A Sacramento Superior Court judge ruled in favor of environmental groups and imposed a preliminary injunction on the Department of Toxic Substances Control to stop approving building demolitions at the Santa Susana Field Laboratory.
The ruling, filed Dec. 11, came after four environmental groups filed a joint lawsuit in August against the DTSC and the Department of Public Health.
Consumer Watchdog, a Santa Monica based nonprofit and one of the lead groups in the lawsuit, claims the DTSC is approving the demolition of buildings within a highly contaminated area of the lab without proper environmental reviews, and possible radioactive debris is being disposed of improperly.
The lab is owned by Boeing Co., NASA and the U.S. Department of Energy. Boeing, which owns 80 percent of the field lab, acquired the site in 1994 and plans to clean it up and turn most of it into open space.
Liza Tucker, consumer advocate for Consumer Watchdog, said the four groups are grateful for the injunction and hope to win their case.
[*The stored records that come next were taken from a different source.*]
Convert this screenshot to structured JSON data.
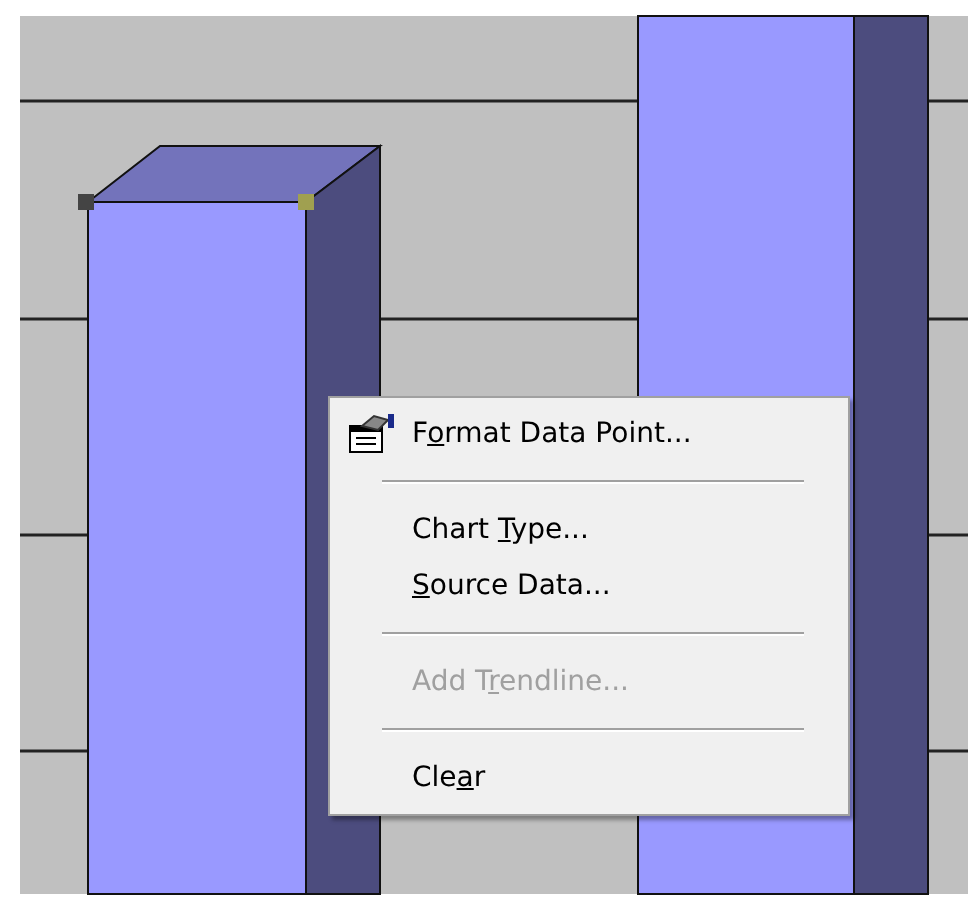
{
  "context_menu": {
    "items": [
      {
        "kind": "command",
        "label_start": "F",
        "access_key": "o",
        "label_end": "rmat Data Point...",
        "has_icon": true,
        "disabled": false
      },
      {
        "kind": "separator"
      },
      {
        "kind": "command",
        "label_start": "Chart ",
        "access_key": "T",
        "label_end": "ype...",
        "has_icon": false,
        "disabled": false
      },
      {
        "kind": "command",
        "access_key": "S",
        "label_end": "ource Data...",
        "has_icon": false,
        "disabled": false
      },
      {
        "kind": "separator"
      },
      {
        "kind": "command",
        "label_start": "Add T",
        "access_key": "r",
        "label_end": "endline...",
        "has_icon": false,
        "disabled": true
      },
      {
        "kind": "separator"
      },
      {
        "kind": "command",
        "label_start": "Cle",
        "access_key": "a",
        "label_end": "r",
        "has_icon": false,
        "disabled": false
      }
    ]
  }
}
“We will make every effort to ensure that this toxic regulator follows the state’s signature environmental law, instead of breaking it, by stopping Boeing’s illegal disposal of radioactive waste at dumps and recycling shops not licensed to receive such waste,” she said.
The judge stated in the court documents that the four groups have enough merit to win their case against the DTSC for not following the California Environmental Quality Act (CEQA) regulations.
The document states: “The court concludes (the petitioners) established a reasonable probability they will prevail on their CEQA claim against the DTSC, and the balance of harms on the record to date tips in their favor.”
The 2,850-acre field lab was used for research and development of ballistic missiles, rockets and space shuttle equipment. In 1959, the lab suffered a partial nuclear meltdown, and the Environmental Protection Agency in December 2012 found that Area IV, which contains a plutonium fuel fabrication building, had high levels of radiation.
The environmental groups claim that debris, specifically from Area IV, was improperly disposed of at recycling facilities in Ventura and Kern counties that were not licensed to handle radioactive waste.
Boeing owns Area IV and last year conducted its own testing on the site, which showed low levels of radiation. In a statement released in September, Boeing said it was following all protocols to remove debris properly.
Now that an injunction has been set against the DTSC, it can no longer approve the demolition of buildings— including the plutonium building— for Boeing. Since the court did not find the cleanup activities conducted by Boeing unsafe, the ruling is specifi- cally against the DTSC and the Department of Public Health.
Though the ruling is disappointing, Boeing said, the company will voluntarily halt all cleanup in Area IV until further notice.
“We are evaluating this decision and determining the next steps,” Boeing said in a statement released Monday. “Meanwhile we will continue with the site-wide investigation and cleanup efforts at Santa Susana.”
No court date has been set for another ruling, and the injunction could last anywhere from four to six months.